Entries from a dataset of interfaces
* * *
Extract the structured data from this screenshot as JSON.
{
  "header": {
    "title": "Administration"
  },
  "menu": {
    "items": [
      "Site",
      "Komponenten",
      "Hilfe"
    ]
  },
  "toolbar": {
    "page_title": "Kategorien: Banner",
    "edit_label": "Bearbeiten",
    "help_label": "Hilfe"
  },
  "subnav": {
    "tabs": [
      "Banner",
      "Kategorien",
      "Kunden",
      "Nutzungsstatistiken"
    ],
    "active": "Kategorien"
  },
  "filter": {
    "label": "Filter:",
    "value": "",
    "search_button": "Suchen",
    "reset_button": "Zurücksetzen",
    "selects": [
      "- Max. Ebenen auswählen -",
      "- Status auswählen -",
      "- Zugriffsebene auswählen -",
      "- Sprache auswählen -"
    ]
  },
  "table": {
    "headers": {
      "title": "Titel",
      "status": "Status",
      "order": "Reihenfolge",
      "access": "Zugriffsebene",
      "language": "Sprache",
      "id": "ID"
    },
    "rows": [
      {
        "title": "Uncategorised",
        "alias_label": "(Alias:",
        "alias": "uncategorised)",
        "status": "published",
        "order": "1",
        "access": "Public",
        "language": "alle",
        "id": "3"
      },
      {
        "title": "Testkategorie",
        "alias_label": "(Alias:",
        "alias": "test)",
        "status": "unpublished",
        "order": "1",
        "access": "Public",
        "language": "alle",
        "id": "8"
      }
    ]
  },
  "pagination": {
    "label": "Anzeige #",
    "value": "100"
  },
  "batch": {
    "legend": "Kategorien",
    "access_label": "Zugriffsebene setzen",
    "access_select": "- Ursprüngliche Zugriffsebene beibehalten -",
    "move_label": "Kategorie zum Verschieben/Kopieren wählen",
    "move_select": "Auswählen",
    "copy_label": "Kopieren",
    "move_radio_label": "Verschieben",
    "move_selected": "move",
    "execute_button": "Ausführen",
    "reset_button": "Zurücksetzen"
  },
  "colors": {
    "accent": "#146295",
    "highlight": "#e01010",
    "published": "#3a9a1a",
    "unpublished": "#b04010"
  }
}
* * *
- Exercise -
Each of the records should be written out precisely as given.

- Written solution -
Extract the structured data from this screenshot as JSON.
{
  "header": {
    "title": "Administration"
  },
  "menu": {
    "items": [
      "Site",
      "Komponenten",
      "Hilfe"
    ]
  },
  "toolbar": {
    "page_title": "Kategorien: Banner",
    "edit_label": "Bearbeiten",
    "help_label": "Hilfe"
  },
  "subnav": {
    "tabs": [
      "Banner",
      "Kategorien",
      "Kunden",
      "Nutzungsstatistiken"
    ],
    "active": "Kategorien"
  },
  "filter": {
    "label": "Filter:",
    "value": "",
    "search_button": "Suchen",
    "reset_button": "Zurücksetzen",
    "selects": [
      "- Max. Ebenen auswählen -",
      "- Status auswählen -",
      "- Zugriffsebene auswählen -",
      "- Sprache auswählen -"
    ]
  },
  "table": {
    "headers": {
      "title": "Titel",
      "status": "Status",
      "order": "Reihenfolge",
      "access": "Zugriffsebene",
      "language": "Sprache",
      "id": "ID"
    },
    "rows": [
      {
        "title": "Uncategorised",
        "alias_label": "(Alias:",
        "alias": "uncategorised)",
        "status": "published",
        "order": "1",
        "access": "Public",
        "language": "alle",
        "id": "3"
      },
      {
        "title": "Testkategorie",
        "alias_label": "(Alias:",
        "alias": "test)",
        "status": "unpublished",
        "order": "1",
        "access": "Public",
        "language": "alle",
        "id": "8"
      }
    ]
  },
  "pagination": {
    "label": "Anzeige #",
    "value": "100"
  },
  "batch": {
    "legend": "Kategorien",
    "access_label": "Zugriffsebene setzen",
    "access_select": "- Ursprüngliche Zugriffsebene beibehalten -",
    "move_label": "Kategorie zum Verschieben/Kopieren wählen",
    "move_select": "Auswählen",
    "copy_label": "Kopieren",
    "move_radio_label": "Verschieben",
    "move_selected": "move",
    "execute_button": "Ausführen",
    "reset_button": "Zurücksetzen"
  },
  "colors": {
    "accent": "#146295",
    "highlight": "#e01010",
    "published": "#3a9a1a",
    "unpublished": "#b04010"
  }
}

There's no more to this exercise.